Mike Tomlin could have acknowledged looking at the Steelers’ 16-7 loss to the Washington Redskins through the prism of August football.
Instead, the fifth-year coach called out his team for lack of execution — and to some degree effort — in a meaningless preseason game. That is not surprising since Tomlin treats an excuse as if it is a glowing ember, something that needs to be stamped out before it catches fire.
His level of dissatisfaction was disproportionate to what transpired in Landover, Md., considering the circumstances.
A handful of offensive starters, including Ben Roethlisberger, played just five snaps. The first-team defense took the field without James Harrison and Troy Polamalu, each of whom were held out of the game as a precaution.
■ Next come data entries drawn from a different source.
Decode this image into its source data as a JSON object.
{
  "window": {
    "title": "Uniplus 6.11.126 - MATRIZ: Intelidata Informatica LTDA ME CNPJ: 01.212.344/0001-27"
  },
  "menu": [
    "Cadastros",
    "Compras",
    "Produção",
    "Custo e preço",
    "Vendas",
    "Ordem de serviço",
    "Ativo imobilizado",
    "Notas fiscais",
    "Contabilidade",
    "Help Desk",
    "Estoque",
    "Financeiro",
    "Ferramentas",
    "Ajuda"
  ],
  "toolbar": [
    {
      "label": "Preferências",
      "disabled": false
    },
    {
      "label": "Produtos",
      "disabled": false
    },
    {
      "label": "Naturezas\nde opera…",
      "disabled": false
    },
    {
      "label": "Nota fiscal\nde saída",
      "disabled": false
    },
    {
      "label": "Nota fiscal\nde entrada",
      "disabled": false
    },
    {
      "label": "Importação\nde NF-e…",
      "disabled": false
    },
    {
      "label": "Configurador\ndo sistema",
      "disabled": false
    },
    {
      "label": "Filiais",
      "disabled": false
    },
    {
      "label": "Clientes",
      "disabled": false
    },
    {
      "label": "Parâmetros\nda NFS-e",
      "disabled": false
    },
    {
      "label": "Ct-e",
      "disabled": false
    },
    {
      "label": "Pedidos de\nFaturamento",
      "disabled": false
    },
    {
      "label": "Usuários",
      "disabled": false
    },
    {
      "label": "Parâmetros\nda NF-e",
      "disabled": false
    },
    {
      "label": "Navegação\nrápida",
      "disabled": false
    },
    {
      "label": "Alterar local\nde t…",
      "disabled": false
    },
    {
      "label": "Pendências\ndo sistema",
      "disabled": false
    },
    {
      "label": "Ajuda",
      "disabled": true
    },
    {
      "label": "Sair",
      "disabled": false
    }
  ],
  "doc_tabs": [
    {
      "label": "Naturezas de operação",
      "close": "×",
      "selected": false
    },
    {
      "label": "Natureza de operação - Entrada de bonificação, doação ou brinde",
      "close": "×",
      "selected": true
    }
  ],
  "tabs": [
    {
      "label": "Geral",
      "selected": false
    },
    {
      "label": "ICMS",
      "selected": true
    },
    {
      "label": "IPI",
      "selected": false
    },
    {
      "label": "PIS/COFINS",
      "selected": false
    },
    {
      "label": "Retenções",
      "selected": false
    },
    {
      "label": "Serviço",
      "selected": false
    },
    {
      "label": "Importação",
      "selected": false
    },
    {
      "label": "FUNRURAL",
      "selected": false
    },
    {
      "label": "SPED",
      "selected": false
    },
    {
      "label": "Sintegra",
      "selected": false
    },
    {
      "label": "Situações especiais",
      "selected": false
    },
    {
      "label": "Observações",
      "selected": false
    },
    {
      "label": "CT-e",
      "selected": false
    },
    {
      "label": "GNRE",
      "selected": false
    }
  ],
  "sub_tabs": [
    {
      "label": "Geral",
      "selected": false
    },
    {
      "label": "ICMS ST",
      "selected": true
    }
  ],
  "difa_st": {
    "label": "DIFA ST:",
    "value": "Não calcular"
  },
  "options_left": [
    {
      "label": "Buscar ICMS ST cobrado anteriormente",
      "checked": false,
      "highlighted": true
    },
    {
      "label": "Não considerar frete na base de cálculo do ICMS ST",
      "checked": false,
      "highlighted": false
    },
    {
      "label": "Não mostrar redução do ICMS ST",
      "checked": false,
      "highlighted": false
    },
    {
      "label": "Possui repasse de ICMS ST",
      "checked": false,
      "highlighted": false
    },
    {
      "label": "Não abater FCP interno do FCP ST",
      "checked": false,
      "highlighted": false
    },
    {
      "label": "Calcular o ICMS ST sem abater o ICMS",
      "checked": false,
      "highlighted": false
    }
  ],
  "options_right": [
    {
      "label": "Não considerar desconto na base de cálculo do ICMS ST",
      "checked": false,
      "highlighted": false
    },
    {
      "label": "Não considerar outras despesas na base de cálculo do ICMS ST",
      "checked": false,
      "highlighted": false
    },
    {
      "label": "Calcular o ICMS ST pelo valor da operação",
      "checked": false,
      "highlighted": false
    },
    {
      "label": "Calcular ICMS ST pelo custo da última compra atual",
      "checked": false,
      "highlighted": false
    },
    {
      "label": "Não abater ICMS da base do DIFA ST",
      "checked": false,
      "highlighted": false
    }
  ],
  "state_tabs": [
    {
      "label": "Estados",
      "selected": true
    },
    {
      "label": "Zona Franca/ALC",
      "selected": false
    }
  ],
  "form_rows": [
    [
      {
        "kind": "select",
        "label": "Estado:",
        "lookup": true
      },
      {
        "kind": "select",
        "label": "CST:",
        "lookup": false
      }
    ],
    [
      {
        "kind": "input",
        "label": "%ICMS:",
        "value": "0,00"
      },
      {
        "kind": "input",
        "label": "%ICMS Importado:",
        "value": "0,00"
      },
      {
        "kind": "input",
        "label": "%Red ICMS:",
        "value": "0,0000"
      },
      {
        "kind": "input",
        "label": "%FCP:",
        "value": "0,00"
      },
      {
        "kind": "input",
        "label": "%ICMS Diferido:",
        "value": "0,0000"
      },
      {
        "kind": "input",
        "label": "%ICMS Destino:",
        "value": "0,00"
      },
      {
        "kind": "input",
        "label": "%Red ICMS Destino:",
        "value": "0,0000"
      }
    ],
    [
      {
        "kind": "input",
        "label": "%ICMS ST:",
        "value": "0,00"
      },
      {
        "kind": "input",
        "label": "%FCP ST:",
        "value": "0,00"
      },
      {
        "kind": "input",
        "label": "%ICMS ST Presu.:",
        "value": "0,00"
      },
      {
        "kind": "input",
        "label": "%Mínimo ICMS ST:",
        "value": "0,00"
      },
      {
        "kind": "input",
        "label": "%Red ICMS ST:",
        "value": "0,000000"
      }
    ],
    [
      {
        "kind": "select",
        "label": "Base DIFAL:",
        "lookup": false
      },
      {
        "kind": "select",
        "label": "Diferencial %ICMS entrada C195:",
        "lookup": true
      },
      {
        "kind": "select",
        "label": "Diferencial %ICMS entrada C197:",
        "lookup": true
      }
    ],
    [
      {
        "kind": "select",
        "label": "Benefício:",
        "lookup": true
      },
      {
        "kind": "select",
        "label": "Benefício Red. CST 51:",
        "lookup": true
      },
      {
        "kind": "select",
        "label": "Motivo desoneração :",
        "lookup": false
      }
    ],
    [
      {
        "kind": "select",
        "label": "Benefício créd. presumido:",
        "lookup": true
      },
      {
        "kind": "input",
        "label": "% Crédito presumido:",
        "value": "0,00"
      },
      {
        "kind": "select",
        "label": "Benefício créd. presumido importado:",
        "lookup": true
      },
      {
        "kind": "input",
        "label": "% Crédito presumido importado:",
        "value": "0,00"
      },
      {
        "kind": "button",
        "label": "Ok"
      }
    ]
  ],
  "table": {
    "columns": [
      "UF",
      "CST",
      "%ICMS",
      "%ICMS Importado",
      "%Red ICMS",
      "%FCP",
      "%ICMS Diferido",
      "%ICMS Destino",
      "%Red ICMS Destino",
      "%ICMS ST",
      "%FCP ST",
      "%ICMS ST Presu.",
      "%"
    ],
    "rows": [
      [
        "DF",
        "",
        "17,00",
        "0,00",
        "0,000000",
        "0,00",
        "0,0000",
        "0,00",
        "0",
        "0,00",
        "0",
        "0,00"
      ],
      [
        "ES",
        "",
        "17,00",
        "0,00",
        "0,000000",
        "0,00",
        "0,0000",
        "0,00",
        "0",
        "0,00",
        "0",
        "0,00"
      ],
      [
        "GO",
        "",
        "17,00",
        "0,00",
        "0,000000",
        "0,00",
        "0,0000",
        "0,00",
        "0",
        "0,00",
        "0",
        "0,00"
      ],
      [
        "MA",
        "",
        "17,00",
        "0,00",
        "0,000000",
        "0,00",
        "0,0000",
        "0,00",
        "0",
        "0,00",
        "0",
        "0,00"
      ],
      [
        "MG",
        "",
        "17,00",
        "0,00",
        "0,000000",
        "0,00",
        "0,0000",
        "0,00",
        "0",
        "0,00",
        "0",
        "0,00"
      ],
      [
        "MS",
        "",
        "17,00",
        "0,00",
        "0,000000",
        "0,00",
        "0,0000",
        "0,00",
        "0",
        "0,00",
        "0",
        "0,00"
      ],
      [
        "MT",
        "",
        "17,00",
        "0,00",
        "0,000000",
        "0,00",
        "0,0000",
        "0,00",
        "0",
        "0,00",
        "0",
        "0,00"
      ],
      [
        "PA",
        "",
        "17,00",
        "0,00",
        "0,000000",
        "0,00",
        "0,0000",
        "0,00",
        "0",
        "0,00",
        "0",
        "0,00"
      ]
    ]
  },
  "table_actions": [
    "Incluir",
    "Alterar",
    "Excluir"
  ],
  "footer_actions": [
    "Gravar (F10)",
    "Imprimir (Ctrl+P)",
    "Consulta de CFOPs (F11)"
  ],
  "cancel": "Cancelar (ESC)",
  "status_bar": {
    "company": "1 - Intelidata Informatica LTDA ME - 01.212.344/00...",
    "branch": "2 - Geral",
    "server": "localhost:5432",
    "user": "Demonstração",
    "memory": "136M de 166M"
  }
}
What is worrisome following the Steelers’ first preseason game is the situation at cornerback. Even if Ike Taylor’s broken thumb is a minor setback –- and all indications point to that -– the Steelers are in no better position to defend against the spread than they were last February when Aaron Rodgers carved them up for 304 passing yards.
Bryant McFadden and William Gay are serviceable, but so far none of the young cornerbacks have stepped up to challenge them.
Rookies Curtis Brown and Cortez Allen can’t stay on the field. Keenan Lewis and Crezdon Butler have also had some injury issues. And neither distinguished himself against the Redskins despite ample playing time.
Not that just any team will be able to spread out the Steelers.
There, are to be sure, plenty of bad quarterbacks in the NFL. It’s just that most of them have been weeded out by the start of the playoffs.
If the Steelers are to successfully defend against teams spreading them out to neutralize the pass rush, they are going to need some of their young cornerbacks to emerge.
Or at least one of them anyway.
— Scott Brown